• [Recorded data]
:::

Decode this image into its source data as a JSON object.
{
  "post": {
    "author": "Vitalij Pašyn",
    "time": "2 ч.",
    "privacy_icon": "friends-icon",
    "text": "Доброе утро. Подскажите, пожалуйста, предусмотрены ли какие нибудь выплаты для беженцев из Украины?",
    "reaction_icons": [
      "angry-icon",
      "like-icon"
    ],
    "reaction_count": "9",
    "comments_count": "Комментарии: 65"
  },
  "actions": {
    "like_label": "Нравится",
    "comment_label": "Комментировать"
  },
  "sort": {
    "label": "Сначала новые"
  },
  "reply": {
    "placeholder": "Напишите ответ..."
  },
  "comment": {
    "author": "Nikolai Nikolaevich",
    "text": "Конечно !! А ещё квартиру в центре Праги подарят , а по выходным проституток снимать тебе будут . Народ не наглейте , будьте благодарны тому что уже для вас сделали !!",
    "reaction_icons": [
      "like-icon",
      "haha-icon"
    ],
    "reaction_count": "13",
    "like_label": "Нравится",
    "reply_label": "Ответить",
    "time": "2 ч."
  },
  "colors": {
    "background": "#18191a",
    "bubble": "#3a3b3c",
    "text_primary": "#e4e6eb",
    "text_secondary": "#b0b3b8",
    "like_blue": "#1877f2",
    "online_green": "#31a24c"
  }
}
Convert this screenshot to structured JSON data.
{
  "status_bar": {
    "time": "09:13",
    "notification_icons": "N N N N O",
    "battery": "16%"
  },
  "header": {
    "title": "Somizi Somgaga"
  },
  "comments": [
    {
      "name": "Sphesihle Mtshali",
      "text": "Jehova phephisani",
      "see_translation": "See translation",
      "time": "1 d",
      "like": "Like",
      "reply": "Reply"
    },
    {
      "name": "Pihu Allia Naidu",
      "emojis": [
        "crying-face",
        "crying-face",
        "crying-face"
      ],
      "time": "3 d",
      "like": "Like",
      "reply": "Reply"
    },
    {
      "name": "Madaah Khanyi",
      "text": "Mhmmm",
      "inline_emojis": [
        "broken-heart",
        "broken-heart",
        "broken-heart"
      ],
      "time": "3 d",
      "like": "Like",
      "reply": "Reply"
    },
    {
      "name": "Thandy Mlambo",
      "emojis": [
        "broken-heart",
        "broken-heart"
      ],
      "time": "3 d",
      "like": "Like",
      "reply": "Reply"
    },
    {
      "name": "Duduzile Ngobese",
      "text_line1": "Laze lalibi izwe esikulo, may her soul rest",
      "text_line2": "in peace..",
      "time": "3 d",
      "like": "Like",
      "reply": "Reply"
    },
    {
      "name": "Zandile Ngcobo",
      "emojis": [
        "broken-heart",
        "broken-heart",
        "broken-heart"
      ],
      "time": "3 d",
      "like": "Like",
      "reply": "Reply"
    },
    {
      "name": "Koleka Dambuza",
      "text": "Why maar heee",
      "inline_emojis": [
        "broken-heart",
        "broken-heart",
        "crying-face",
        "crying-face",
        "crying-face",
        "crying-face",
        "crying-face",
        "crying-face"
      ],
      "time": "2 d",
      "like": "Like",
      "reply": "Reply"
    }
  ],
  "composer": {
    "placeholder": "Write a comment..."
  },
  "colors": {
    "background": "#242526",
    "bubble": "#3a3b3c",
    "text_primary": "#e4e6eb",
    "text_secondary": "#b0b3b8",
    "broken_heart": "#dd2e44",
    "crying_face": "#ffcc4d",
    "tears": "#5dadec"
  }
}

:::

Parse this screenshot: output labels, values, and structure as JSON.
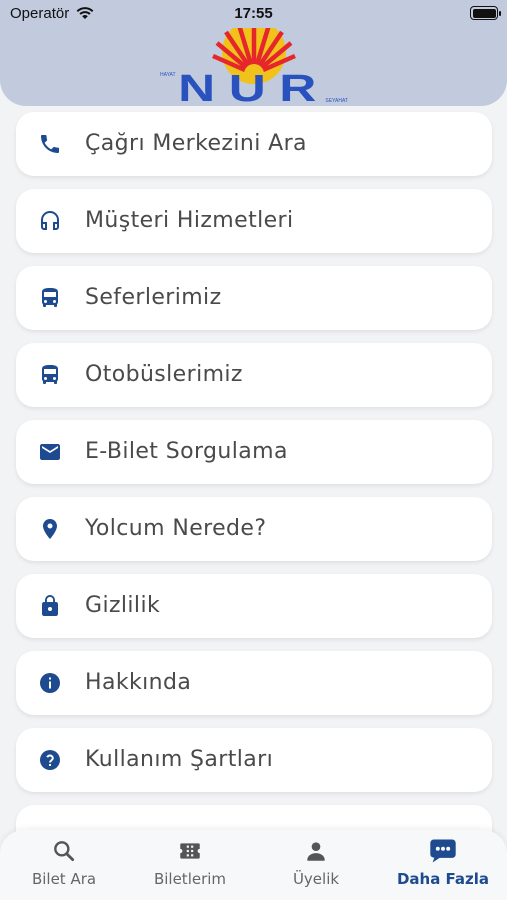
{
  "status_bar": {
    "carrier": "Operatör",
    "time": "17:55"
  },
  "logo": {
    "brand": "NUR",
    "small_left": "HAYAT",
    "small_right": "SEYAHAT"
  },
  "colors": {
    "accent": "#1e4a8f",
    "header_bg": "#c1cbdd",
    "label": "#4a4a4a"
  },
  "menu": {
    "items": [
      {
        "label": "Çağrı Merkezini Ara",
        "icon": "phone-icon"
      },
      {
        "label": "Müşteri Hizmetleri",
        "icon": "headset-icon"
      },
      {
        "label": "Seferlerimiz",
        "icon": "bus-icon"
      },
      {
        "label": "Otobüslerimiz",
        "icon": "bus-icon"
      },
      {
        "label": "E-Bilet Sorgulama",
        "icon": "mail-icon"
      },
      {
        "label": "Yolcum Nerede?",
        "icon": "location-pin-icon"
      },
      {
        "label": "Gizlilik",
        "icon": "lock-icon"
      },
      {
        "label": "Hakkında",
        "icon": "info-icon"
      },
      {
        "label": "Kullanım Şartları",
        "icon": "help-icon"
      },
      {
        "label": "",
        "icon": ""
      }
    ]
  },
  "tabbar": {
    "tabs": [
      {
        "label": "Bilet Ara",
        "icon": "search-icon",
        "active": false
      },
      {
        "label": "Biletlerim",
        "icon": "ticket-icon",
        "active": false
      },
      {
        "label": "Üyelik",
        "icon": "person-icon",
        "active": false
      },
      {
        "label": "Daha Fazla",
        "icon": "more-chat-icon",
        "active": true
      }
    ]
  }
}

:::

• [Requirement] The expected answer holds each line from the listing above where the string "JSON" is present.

• [Result of the task]
Decode this image into its source data as a JSON object.
Convert this screenshot to structured JSON data.
Parse this screenshot: output labels, values, and structure as JSON.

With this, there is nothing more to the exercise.